**Exercise input**.
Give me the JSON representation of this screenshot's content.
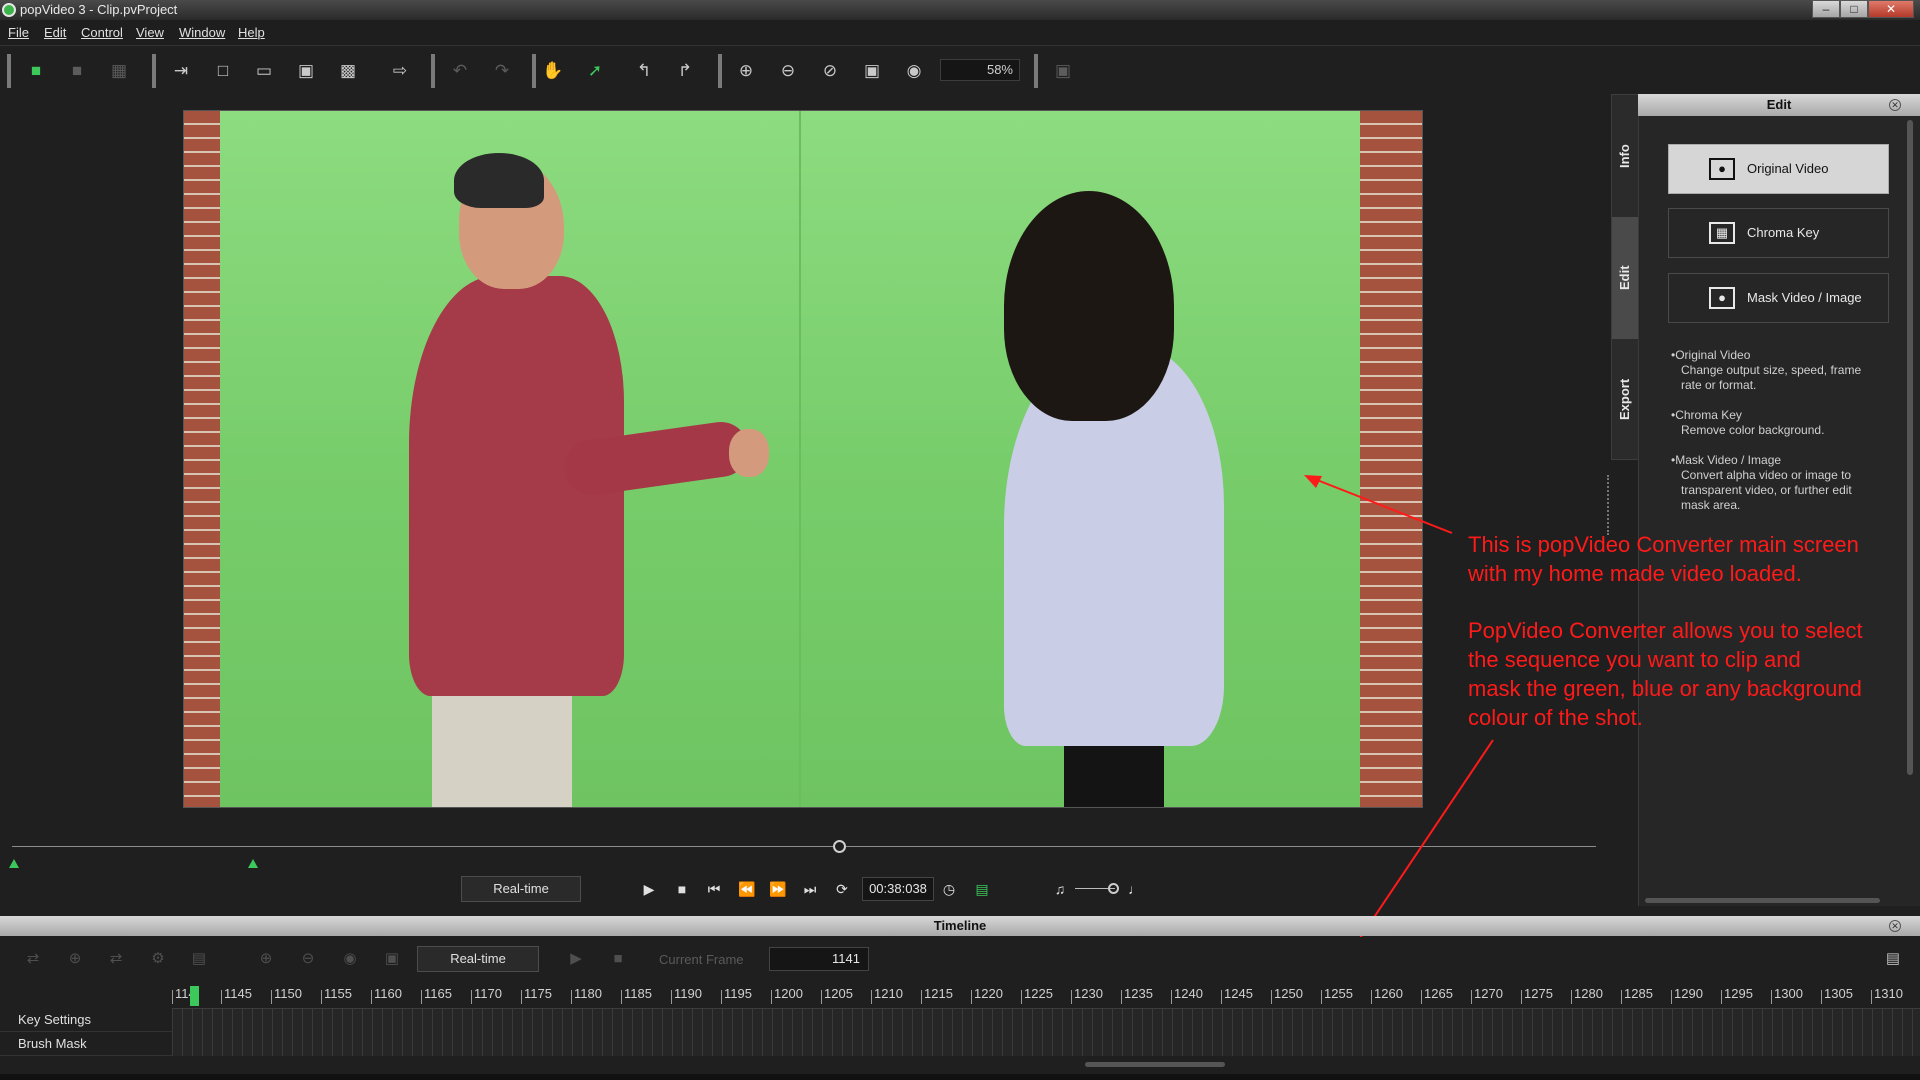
{
  "window": {
    "title": "popVideo 3 - Clip.pvProject",
    "controls": {
      "minimize": "–",
      "maximize": "□",
      "close": "✕"
    }
  },
  "menu": [
    "File",
    "Edit",
    "Control",
    "View",
    "Window",
    "Help"
  ],
  "toolbar": {
    "zoom": "58%"
  },
  "transport": {
    "mode": "Real-time",
    "timecode": "00:38:038"
  },
  "side_tabs": [
    "Info",
    "Edit",
    "Export"
  ],
  "edit_panel": {
    "title": "Edit",
    "options": [
      {
        "label": "Original Video",
        "icon": "person-icon"
      },
      {
        "label": "Chroma Key",
        "icon": "checker-icon"
      },
      {
        "label": "Mask Video / Image",
        "icon": "mask-icon"
      }
    ],
    "descriptions": [
      {
        "title": "Original Video",
        "lines": [
          "Change output size, speed, frame",
          "rate or format."
        ]
      },
      {
        "title": "Chroma Key",
        "lines": [
          "Remove color background."
        ]
      },
      {
        "title": "Mask Video / Image",
        "lines": [
          "Convert alpha video or image to",
          "transparent video, or further edit",
          "mask area."
        ]
      }
    ]
  },
  "annotations": {
    "note1": [
      "This is popVideo Converter main screen",
      "with my home made video loaded."
    ],
    "note2": [
      "PopVideo Converter allows you to select",
      "the sequence you want to clip and",
      "mask the green, blue or any background",
      "colour of the shot."
    ]
  },
  "timeline": {
    "title": "Timeline",
    "mode": "Real-time",
    "current_frame_label": "Current Frame",
    "current_frame": "1141",
    "ruler_start_label": "114",
    "ruler": [
      "1145",
      "1150",
      "1155",
      "1160",
      "1165",
      "1170",
      "1175",
      "1180",
      "1185",
      "1190",
      "1195",
      "1200",
      "1205",
      "1210",
      "1215",
      "1220",
      "1225",
      "1230",
      "1235",
      "1240",
      "1245",
      "1250",
      "1255",
      "1260",
      "1265",
      "1270",
      "1275",
      "1280",
      "1285",
      "1290",
      "1295",
      "1300",
      "1305",
      "1310"
    ],
    "tracks": [
      "Key Settings",
      "Brush Mask"
    ]
  },
  "colors": {
    "accent_green": "#3cc85a",
    "annotation_red": "#ff1a1a"
  }
}
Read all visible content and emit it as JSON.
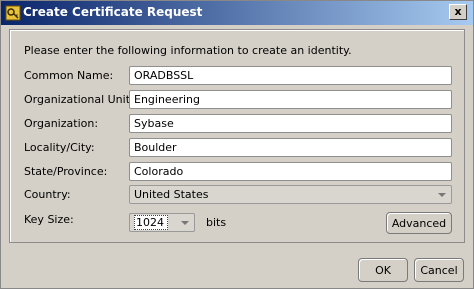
{
  "window": {
    "title": "Create Certificate Request",
    "close_label": "x"
  },
  "form": {
    "intro": "Please enter the following information to create an identity.",
    "fields": [
      {
        "label": "Common Name:",
        "value": "ORADBSSL"
      },
      {
        "label": "Organizational Unit:",
        "value": "Engineering"
      },
      {
        "label": "Organization:",
        "value": "Sybase"
      },
      {
        "label": "Locality/City:",
        "value": "Boulder"
      },
      {
        "label": "State/Province:",
        "value": "Colorado"
      }
    ],
    "country": {
      "label": "Country:",
      "value": "United States"
    },
    "key_size": {
      "label": "Key Size:",
      "value": "1024",
      "unit": "bits"
    },
    "advanced_label": "Advanced"
  },
  "buttons": {
    "ok": "OK",
    "cancel": "Cancel"
  },
  "colors": {
    "titlebar_start": "#0a246a",
    "titlebar_end": "#a6caf0",
    "face": "#d4d0c8"
  }
}
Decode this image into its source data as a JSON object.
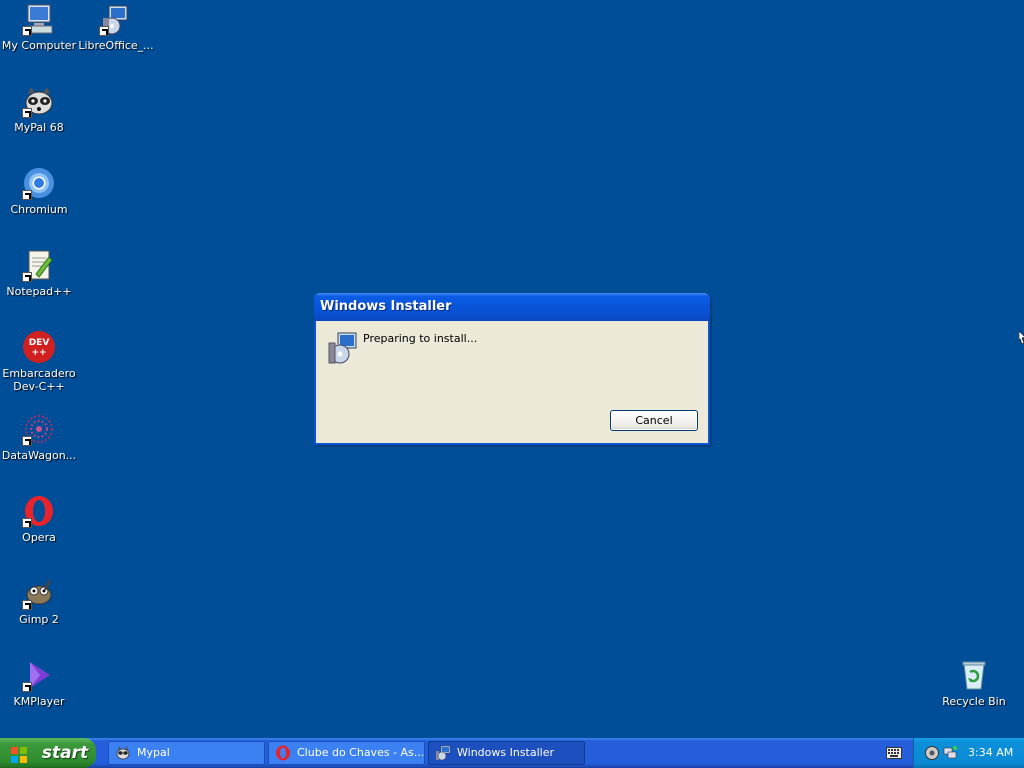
{
  "desktop": {
    "icons": [
      {
        "label": "My Computer",
        "icon": "computer-icon"
      },
      {
        "label": "LibreOffice_...",
        "icon": "installer-icon"
      },
      {
        "label": "MyPal 68",
        "icon": "raccoon-icon"
      },
      {
        "label": "Chromium",
        "icon": "chromium-icon"
      },
      {
        "label": "Notepad++",
        "icon": "notepad-icon"
      },
      {
        "label": "Embarcadero\nDev-C++",
        "icon": "devcpp-icon"
      },
      {
        "label": "DataWagon...",
        "icon": "datawagon-icon"
      },
      {
        "label": "Opera",
        "icon": "opera-icon"
      },
      {
        "label": "Gimp 2",
        "icon": "gimp-icon"
      },
      {
        "label": "KMPlayer",
        "icon": "kmplayer-icon"
      },
      {
        "label": "Recycle Bin",
        "icon": "recycle-bin-icon"
      }
    ]
  },
  "dialog": {
    "title": "Windows Installer",
    "message": "Preparing to install...",
    "cancel_label": "Cancel"
  },
  "taskbar": {
    "start_label": "start",
    "items": [
      {
        "label": "Mypal",
        "icon": "raccoon-icon"
      },
      {
        "label": "Clube do Chaves - As...",
        "icon": "opera-icon"
      },
      {
        "label": "Windows Installer",
        "icon": "installer-icon"
      }
    ],
    "clock": "3:34 AM"
  },
  "colors": {
    "desktop": "#004e98",
    "titlebar": "#0853d6",
    "start": "#3c9a3c",
    "taskbar": "#245edb",
    "tray": "#0b8ad4"
  }
}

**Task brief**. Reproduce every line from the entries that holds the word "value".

**Exercise answer**.
        "value": "ORADBSSL"
        "value": "Engineering"
        "value": "Sybase"
        "value": "Boulder"
        "value": "Colorado"
      "value": "United States"
      "value": "1024",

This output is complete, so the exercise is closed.